====== TASK MATERIAL
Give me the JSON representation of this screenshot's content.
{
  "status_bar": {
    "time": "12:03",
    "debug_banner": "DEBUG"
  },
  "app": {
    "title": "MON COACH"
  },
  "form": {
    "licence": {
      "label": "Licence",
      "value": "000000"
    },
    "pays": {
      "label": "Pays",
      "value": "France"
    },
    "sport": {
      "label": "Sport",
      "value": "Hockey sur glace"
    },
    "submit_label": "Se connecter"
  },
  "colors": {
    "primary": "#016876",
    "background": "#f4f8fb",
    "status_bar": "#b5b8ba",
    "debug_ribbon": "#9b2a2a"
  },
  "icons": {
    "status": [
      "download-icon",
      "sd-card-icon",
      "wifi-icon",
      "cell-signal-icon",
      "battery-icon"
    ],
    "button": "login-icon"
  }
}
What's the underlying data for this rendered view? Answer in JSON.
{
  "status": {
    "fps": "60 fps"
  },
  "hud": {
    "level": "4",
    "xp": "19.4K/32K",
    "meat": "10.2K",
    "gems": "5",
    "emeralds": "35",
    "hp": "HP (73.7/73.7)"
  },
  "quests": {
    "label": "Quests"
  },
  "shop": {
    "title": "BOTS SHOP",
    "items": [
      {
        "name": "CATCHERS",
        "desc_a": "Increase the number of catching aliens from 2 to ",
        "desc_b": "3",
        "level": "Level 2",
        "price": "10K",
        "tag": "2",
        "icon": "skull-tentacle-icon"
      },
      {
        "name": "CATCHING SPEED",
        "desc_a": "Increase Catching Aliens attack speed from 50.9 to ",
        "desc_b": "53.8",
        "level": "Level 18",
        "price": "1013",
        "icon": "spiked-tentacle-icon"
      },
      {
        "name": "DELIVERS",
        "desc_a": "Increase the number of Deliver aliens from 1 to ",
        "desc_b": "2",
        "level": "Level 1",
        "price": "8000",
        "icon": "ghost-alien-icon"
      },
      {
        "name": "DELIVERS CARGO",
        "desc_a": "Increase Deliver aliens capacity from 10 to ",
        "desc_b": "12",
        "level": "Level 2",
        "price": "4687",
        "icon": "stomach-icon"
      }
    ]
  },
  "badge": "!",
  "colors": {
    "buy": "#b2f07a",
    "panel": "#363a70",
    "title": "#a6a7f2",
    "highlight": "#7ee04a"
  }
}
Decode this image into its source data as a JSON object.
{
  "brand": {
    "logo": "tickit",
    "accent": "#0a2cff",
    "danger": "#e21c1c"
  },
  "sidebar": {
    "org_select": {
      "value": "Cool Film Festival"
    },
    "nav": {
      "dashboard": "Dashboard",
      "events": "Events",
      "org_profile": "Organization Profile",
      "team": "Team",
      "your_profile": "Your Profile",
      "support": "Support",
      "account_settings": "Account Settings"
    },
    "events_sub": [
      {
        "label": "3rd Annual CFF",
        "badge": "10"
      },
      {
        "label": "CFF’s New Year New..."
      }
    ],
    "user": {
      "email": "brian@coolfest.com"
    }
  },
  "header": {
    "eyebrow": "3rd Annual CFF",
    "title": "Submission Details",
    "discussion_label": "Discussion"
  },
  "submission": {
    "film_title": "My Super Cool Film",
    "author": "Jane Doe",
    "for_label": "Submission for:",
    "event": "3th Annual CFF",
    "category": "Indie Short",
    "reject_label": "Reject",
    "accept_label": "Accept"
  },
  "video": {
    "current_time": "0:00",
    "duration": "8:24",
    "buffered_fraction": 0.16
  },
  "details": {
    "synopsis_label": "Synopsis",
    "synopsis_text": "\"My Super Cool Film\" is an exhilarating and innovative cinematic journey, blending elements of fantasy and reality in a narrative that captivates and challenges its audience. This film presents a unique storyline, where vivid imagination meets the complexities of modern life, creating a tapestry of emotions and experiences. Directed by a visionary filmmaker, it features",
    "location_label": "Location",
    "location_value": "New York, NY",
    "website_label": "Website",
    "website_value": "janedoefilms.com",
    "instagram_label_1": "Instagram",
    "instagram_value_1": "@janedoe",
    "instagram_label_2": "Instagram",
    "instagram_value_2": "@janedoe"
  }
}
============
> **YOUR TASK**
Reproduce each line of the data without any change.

> **ANSWER SPACE**
Give me the JSON representation of this screenshot's content.
{
  "status_bar": {
    "time": "12:03",
    "debug_banner": "DEBUG"
  },
  "app": {
    "title": "MON COACH"
  },
  "form": {
    "licence": {
      "label": "Licence",
      "value": "000000"
    },
    "pays": {
      "label": "Pays",
      "value": "France"
    },
    "sport": {
      "label": "Sport",
      "value": "Hockey sur glace"
    },
    "submit_label": "Se connecter"
  },
  "colors": {
    "primary": "#016876",
    "background": "#f4f8fb",
    "status_bar": "#b5b8ba",
    "debug_ribbon": "#9b2a2a"
  },
  "icons": {
    "status": [
      "download-icon",
      "sd-card-icon",
      "wifi-icon",
      "cell-signal-icon",
      "battery-icon"
    ],
    "button": "login-icon"
  }
}
What's the underlying data for this rendered view? Answer in JSON.
{
  "status": {
    "fps": "60 fps"
  },
  "hud": {
    "level": "4",
    "xp": "19.4K/32K",
    "meat": "10.2K",
    "gems": "5",
    "emeralds": "35",
    "hp": "HP (73.7/73.7)"
  },
  "quests": {
    "label": "Quests"
  },
  "shop": {
    "title": "BOTS SHOP",
    "items": [
      {
        "name": "CATCHERS",
        "desc_a": "Increase the number of catching aliens from 2 to ",
        "desc_b": "3",
        "level": "Level 2",
        "price": "10K",
        "tag": "2",
        "icon": "skull-tentacle-icon"
      },
      {
        "name": "CATCHING SPEED",
        "desc_a": "Increase Catching Aliens attack speed from 50.9 to ",
        "desc_b": "53.8",
        "level": "Level 18",
        "price": "1013",
        "icon": "spiked-tentacle-icon"
      },
      {
        "name": "DELIVERS",
        "desc_a": "Increase the number of Deliver aliens from 1 to ",
        "desc_b": "2",
        "level": "Level 1",
        "price": "8000",
        "icon": "ghost-alien-icon"
      },
      {
        "name": "DELIVERS CARGO",
        "desc_a": "Increase Deliver aliens capacity from 10 to ",
        "desc_b": "12",
        "level": "Level 2",
        "price": "4687",
        "icon": "stomach-icon"
      }
    ]
  },
  "badge": "!",
  "colors": {
    "buy": "#b2f07a",
    "panel": "#363a70",
    "title": "#a6a7f2",
    "highlight": "#7ee04a"
  }
}
Decode this image into its source data as a JSON object.
{
  "brand": {
    "logo": "tickit",
    "accent": "#0a2cff",
    "danger": "#e21c1c"
  },
  "sidebar": {
    "org_select": {
      "value": "Cool Film Festival"
    },
    "nav": {
      "dashboard": "Dashboard",
      "events": "Events",
      "org_profile": "Organization Profile",
      "team": "Team",
      "your_profile": "Your Profile",
      "support": "Support",
      "account_settings": "Account Settings"
    },
    "events_sub": [
      {
        "label": "3rd Annual CFF",
        "badge": "10"
      },
      {
        "label": "CFF’s New Year New..."
      }
    ],
    "user": {
      "email": "brian@coolfest.com"
    }
  },
  "header": {
    "eyebrow": "3rd Annual CFF",
    "title": "Submission Details",
    "discussion_label": "Discussion"
  },
  "submission": {
    "film_title": "My Super Cool Film",
    "author": "Jane Doe",
    "for_label": "Submission for:",
    "event": "3th Annual CFF",
    "category": "Indie Short",
    "reject_label": "Reject",
    "accept_label": "Accept"
  },
  "video": {
    "current_time": "0:00",
    "duration": "8:24",
    "buffered_fraction": 0.16
  },
  "details": {
    "synopsis_label": "Synopsis",
    "synopsis_text": "\"My Super Cool Film\" is an exhilarating and innovative cinematic journey, blending elements of fantasy and reality in a narrative that captivates and challenges its audience. This film presents a unique storyline, where vivid imagination meets the complexities of modern life, creating a tapestry of emotions and experiences. Directed by a visionary filmmaker, it features",
    "location_label": "Location",
    "location_value": "New York, NY",
    "website_label": "Website",
    "website_value": "janedoefilms.com",
    "instagram_label_1": "Instagram",
    "instagram_value_1": "@janedoe",
    "instagram_label_2": "Instagram",
    "instagram_value_2": "@janedoe"
  }
}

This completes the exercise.